● Entries from a dataset of interfaces

::::::::::

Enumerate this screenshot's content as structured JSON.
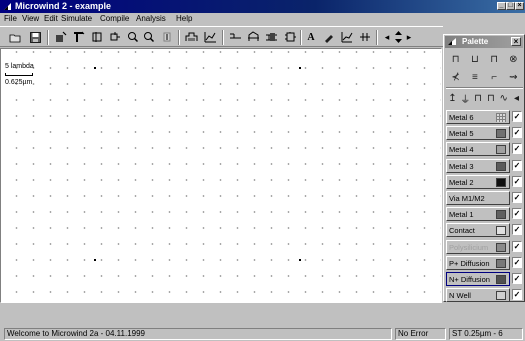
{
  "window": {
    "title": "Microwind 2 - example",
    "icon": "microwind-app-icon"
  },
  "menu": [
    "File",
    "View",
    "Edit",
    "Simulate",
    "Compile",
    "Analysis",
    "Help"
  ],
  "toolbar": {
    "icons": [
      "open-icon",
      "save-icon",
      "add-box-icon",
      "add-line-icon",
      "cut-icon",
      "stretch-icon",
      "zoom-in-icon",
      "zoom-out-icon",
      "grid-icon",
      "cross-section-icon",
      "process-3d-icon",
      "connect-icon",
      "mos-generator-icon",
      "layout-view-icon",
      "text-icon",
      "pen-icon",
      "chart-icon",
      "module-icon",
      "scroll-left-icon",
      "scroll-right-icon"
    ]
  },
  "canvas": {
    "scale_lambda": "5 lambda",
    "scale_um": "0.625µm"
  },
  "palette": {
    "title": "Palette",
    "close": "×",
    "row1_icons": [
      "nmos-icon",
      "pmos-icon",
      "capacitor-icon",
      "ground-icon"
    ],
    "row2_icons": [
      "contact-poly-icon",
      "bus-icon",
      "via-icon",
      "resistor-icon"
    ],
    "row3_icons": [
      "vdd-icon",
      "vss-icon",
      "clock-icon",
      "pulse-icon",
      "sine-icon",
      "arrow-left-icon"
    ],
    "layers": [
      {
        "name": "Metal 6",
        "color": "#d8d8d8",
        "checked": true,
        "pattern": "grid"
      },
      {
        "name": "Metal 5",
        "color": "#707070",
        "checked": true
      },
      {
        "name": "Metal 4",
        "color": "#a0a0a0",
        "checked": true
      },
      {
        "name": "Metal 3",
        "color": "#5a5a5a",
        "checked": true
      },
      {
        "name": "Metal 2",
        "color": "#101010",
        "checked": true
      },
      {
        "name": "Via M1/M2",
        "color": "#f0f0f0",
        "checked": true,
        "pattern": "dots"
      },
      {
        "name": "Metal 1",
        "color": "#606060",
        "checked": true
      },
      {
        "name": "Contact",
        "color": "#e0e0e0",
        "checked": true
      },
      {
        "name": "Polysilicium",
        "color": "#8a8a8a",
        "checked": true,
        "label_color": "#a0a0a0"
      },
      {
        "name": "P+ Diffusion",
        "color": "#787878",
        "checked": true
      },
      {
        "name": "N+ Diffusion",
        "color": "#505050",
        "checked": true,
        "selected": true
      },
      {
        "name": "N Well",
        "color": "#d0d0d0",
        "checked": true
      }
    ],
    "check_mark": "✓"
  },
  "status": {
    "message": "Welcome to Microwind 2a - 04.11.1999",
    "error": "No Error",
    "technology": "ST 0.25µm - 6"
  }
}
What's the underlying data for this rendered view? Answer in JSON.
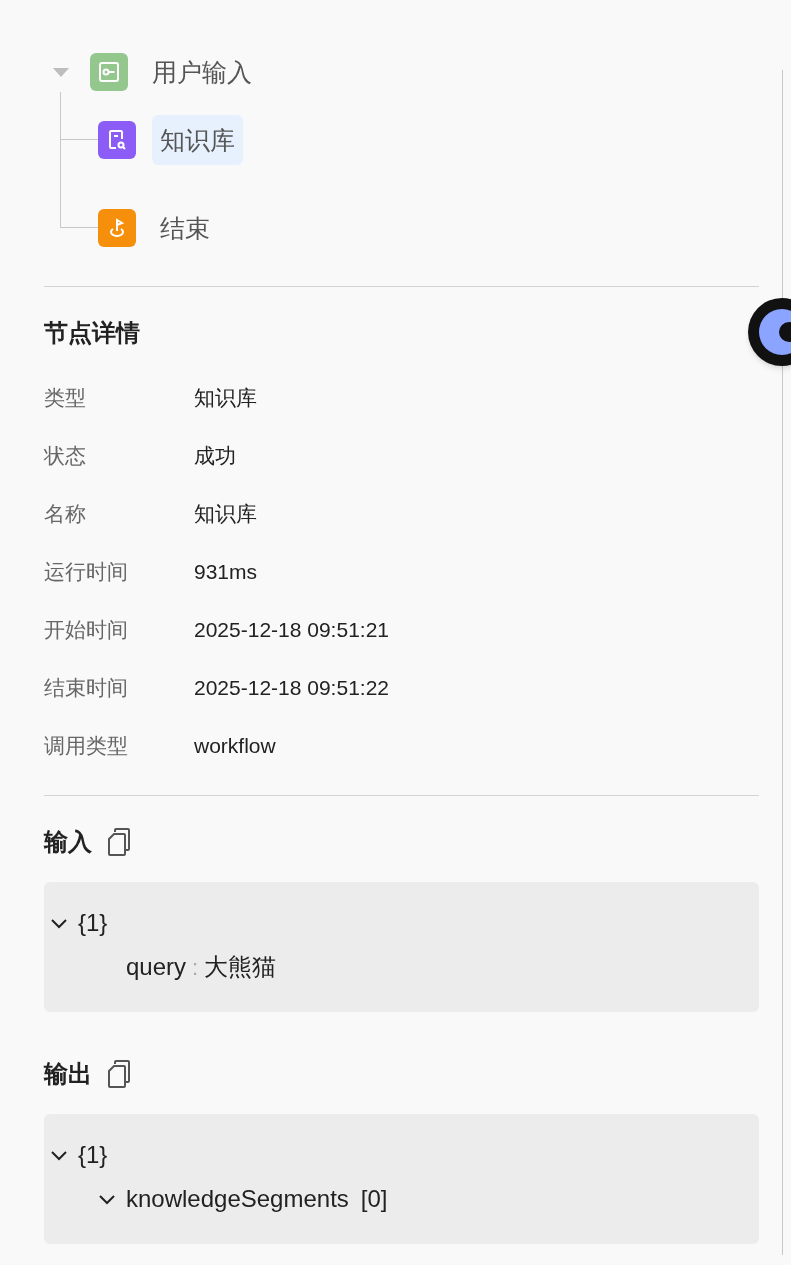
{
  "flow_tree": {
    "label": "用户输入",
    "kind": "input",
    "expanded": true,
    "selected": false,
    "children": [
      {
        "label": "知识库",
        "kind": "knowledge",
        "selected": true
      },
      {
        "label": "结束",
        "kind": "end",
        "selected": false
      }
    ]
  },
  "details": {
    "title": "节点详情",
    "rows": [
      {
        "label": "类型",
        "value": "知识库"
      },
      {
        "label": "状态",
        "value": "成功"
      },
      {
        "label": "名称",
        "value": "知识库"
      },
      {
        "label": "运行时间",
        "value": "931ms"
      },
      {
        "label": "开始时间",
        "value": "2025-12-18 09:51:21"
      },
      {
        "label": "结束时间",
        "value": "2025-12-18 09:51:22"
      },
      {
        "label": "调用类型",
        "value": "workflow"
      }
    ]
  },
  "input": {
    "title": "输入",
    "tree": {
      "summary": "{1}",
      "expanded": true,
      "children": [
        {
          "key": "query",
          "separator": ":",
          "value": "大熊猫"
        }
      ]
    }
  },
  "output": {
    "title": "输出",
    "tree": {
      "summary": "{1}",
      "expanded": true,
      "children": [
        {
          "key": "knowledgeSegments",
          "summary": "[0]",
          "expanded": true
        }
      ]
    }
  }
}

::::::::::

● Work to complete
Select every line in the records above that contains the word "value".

● Answer box
        "value": "知识库"
        "value": "成功"
        "value": "知识库"
        "value": "931ms"
        "value": "2025-12-18 09:51:21"
        "value": "2025-12-18 09:51:22"
        "value": "workflow"
          "value": "大熊猫"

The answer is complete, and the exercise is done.